Now that the target is selected, issue the following to overwrite the entire partition/drive with zeros:

# dcfldd if=/dev/zero of=/dev/sdc bs=1M

with random data:

# dcfldd if=/dev/urandom of=/dev/sdc bs=1M
Tip: Make sure to specify a blocksize (bs). I have always used 1M but others have reported that using a bs of 4M is effective as well. If you do not, the default is a very small number and it will take MUCH longer to overwrite the device.

Progress Checking (only needed if using dd rather than that you

Note: This is only needed if using dd; dcfldd outputs progress by default.

By default, there is no output of dd until the task has finished. One can force some output simply by opening up a 2nd root terminal and issuing the following command:

# kill -USR1 <PID_OF_dd_COMMAND>

For example:

# kill -USR1 $(pidof dd)

This causes the terminal in which dd is running to output the progress at the time you ran the command. Example:

605+0 records in
605+0 records out
634388480 bytes (634 MB) copied, 8.17097 s, 77.6 MB/s

Run Times


The community is encouraged to populate the table in this section.

Get the model with hdparm:

# hdparm -i /dev/sda | grep Model

The standard dd command will print out other data when it finishes:

# dd if=/dev/zero of=/dev/sdc bs=4M
476933+0 records in
476932+0 records out
2000398934016 bytes (2.0 TB) copied, 21266.3 s, 94.1 MB/s

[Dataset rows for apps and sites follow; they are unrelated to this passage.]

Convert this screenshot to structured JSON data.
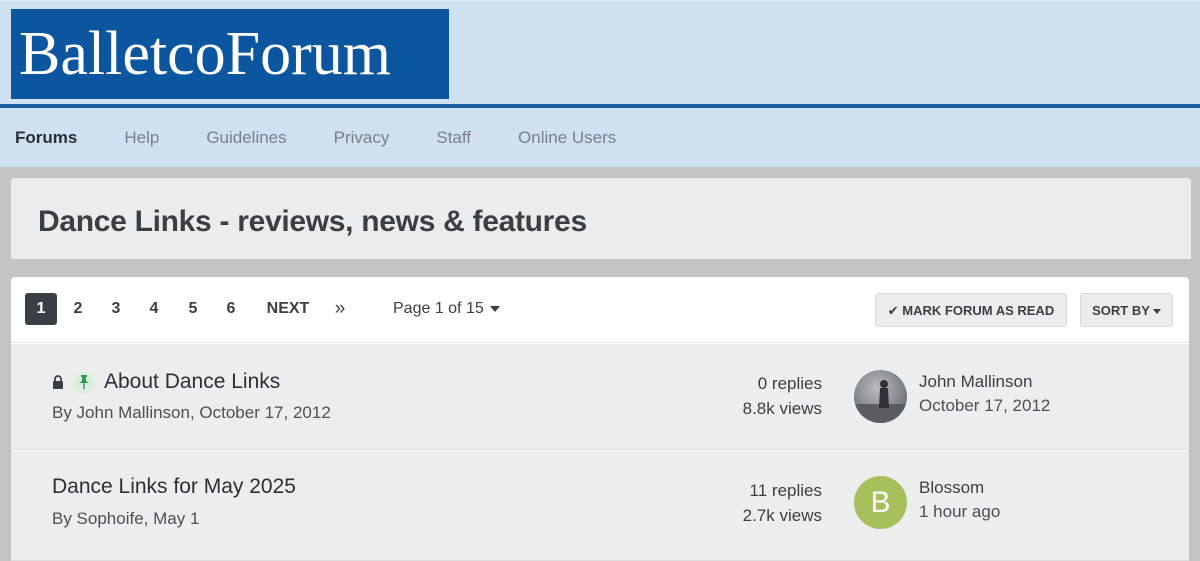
{
  "site": {
    "logo_text": "BalletcoForum"
  },
  "nav": {
    "items": [
      {
        "label": "Forums",
        "active": true
      },
      {
        "label": "Help"
      },
      {
        "label": "Guidelines"
      },
      {
        "label": "Privacy"
      },
      {
        "label": "Staff"
      },
      {
        "label": "Online Users"
      }
    ]
  },
  "page": {
    "title": "Dance Links - reviews, news & features"
  },
  "pagination": {
    "pages": [
      "1",
      "2",
      "3",
      "4",
      "5",
      "6"
    ],
    "current": "1",
    "next_label": "NEXT",
    "last_label": "»",
    "page_info": "Page 1 of 15"
  },
  "actions": {
    "mark_read_label": "✔ MARK FORUM AS READ",
    "sort_label": "SORT BY"
  },
  "topics": [
    {
      "title": "About Dance Links",
      "meta": "By John Mallinson, October 17, 2012",
      "replies": "0 replies",
      "views": "8.8k views",
      "last_poster": "John Mallinson",
      "last_time": "October 17, 2012",
      "icons": [
        "lock-icon",
        "pin-icon"
      ]
    },
    {
      "title": "Dance Links for May 2025",
      "meta": "By Sophoife, May 1",
      "replies": "11 replies",
      "views": "2.7k views",
      "last_poster": "Blossom",
      "last_time": "1 hour ago",
      "avatar_letter": "B"
    }
  ],
  "colors": {
    "header_bg": "#cfe0f1",
    "logo_bg": "#0c56a0",
    "accent_line": "#1b5e9e",
    "avatar_green": "#a6c15b"
  }
}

Manufacture/Model HDD Speed Interface Capacity Time Throughput
Western Digital/WD20EARS 5,900 RPM SATA2 2 TB 5.91 Hrs 94.1 MB/s
HITACHI HTS725016A9A364 7,200 RPM SATA2 160 GB 43 Minutes 63 MB/s
Example 2 Example 2 Example 2 Example 2 Example 2 Example 2

Repeat as Needed?

Have a look at this article which questions the amount of times one actually needs to overwrite a file system.

External Resources

Learn the DD command